Some drugs, such as those listed below, are advise for the treatment of neuropathy’s painful and distressing symptoms:
Generally, stronger opiate-base medicines such as morphine or codeine are recommended for neuropathic diseases, but only for short-term usage owing to undesirable side effects.
Antidepressants – It has been discover that antidepressants such as duloxetine alleviate neuropathy by interfering with the transmission of nerve impulses. Often, results appear after a few weeks of consistent usage.
Anti-convulsants or anti-seizure drugs – Anti-epileptic drugs are often administer as a quicker alternative to antidepressants. Identical to antidepressants, but with fewer side effects, they are known to successfully relieve nerve pain by inhibiting nerve impulses.
Local anesthetics – The topical administration of anesthetics such as lidocaine may give short relief for some types of pain, including post-herpetic and trinomial neuralgia.

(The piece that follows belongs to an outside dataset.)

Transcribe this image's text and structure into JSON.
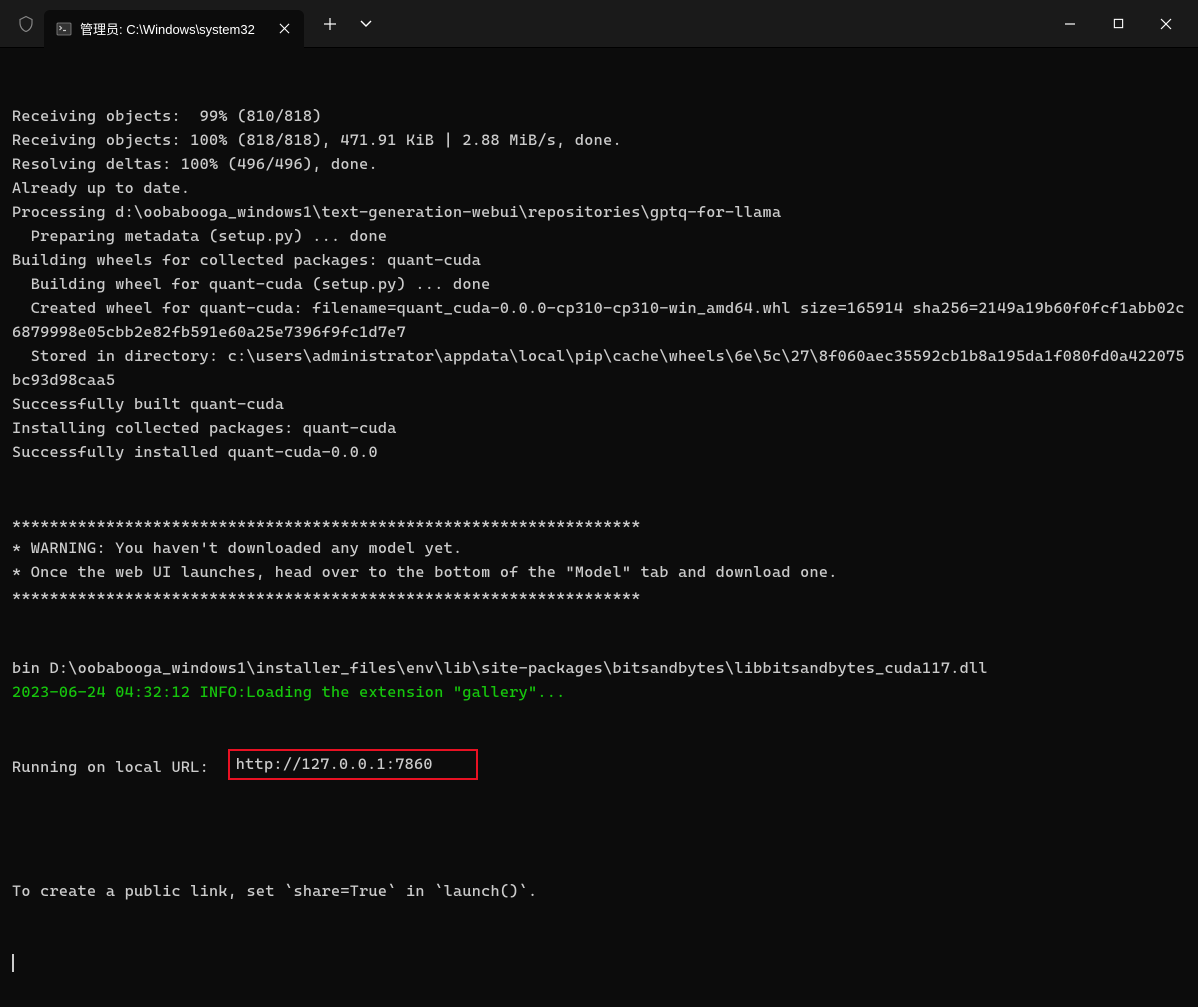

Nerve block injections – A nerve block involves injecting an anesthetic directly into the afflicted nerve in order to stop the pain signal and provide rapid relief.
The neuropathic pain (pain caused by nerve injury) and fibromyalgia are treated with Pregalin 50 mg Capsule (severe muscle pain and tenderness). Pregabalin 150 mg works to alleviate pain by lowering levels of chemicals in the brain responsible for relaying pain sensations. Certain forms of anxiety and epilepsy are also treated with it (abnormal electrical activity in the brain). Due to the complexity of this illness, pain symptoms are often treat with a multidisciplinary, interdisciplinary strategy consisting of pain management drugs and a well-planned rehabilitation program. Severe instances of neuropathy may also benefit from physical therapies such as physiotherapy, percutaneous electrical nerve stimulation (PENS), and physical therapy. In addition, psychological counseling, stress management, relaxation or massage therapy, and behavioral therapy are shown to benefit people with chronic neuropathic pain.